Older nonwealthy Americans are racking up credit card debt at a rate that outpaces other groups.
People age 65 and up carried an average of $10,235 credit card debt in 2008, according to a study released Tuesday by Demos, a public policy research group. That’s an increase of 26% since the organization’s last survey of low- and middle-income borrowers in 2005. The average debt for all borrowers in the survey rose just 3%, to $9,827, during that same time period.
Rising health care costs may be one reason seniors are turning to plastic, the study shows. More than half of indebted families surveyed cited medical expenses as a major factor that contributed to credit card debt; the average household, in fact, attributed $2,194 of credit card debt to medical expenses. Senior households, however, blamed almost $4,000 of credit card debt on out-of-pocket medical costs. Prescription drugs were the medical expense most often cited.
Another key finding in the survey, aptly titled “Plastic Safety Net,” contradicts the notion that credit card debt is strictly a result of frivolous spending. Three out of four households surveyed said they used credit cards to pay for expenses including car and home repairs, job loss, college attendance, loans to relatives and operation of a business. More than a third of households reported relying on credit cards to cover basic living expenses for five of the last 12 months. Households that used credit cards for basic living expenses had a much higher average balance — $13,302 — than those who did not ($7,795).

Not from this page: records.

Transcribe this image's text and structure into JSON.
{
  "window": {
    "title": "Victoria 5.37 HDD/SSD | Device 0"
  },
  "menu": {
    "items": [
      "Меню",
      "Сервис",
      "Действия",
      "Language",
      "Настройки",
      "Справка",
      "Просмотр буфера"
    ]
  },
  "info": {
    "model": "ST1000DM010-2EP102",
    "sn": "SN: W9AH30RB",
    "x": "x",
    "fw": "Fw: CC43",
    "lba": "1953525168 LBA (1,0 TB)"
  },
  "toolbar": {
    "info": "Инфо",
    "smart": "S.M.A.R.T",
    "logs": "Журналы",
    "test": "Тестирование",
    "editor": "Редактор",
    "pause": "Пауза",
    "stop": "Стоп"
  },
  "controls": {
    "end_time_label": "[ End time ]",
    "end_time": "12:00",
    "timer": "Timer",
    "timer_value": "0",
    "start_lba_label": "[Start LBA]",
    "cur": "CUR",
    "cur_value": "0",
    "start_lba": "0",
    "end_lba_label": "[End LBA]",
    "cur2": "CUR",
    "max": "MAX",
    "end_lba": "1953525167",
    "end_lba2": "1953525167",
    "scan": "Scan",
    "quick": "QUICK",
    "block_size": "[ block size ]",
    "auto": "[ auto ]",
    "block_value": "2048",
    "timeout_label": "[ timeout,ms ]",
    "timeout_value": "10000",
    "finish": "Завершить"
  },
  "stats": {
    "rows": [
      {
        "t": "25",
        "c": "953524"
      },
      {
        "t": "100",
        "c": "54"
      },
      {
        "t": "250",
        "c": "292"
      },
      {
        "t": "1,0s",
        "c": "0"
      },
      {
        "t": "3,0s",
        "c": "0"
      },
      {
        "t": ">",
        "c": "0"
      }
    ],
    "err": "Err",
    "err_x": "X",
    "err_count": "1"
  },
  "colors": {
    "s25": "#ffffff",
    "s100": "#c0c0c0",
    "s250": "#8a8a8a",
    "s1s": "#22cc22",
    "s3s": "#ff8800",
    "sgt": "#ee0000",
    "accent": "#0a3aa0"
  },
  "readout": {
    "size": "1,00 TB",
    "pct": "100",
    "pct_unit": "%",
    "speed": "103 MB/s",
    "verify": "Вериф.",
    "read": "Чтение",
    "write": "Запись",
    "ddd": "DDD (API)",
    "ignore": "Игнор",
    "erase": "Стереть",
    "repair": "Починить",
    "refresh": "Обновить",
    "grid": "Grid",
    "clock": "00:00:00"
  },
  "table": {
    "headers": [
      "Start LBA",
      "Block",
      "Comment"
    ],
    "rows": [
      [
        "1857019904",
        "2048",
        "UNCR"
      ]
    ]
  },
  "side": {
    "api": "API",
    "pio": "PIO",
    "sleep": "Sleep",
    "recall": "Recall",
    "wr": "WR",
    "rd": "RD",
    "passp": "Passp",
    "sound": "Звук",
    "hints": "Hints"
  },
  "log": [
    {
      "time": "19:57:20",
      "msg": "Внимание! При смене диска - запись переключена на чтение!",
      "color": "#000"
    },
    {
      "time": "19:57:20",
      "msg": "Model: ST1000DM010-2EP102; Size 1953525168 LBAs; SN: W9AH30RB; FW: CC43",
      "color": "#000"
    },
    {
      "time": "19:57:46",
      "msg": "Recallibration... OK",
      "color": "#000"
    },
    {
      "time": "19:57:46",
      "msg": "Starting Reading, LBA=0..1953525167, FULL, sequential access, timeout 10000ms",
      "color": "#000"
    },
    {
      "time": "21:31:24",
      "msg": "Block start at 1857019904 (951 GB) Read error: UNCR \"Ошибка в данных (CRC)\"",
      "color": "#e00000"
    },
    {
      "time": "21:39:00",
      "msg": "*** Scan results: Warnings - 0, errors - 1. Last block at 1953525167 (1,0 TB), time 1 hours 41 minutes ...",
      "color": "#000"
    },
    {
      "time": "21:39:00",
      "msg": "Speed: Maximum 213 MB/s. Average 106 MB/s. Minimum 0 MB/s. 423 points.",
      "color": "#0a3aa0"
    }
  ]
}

Results were based on a phone survey between April and August 2008 of 1,205 low- and middle-income households whose incomes fell between 50% and 120% of the local median income. Participating households had to have credit card debt for more than three months at the time of the survey.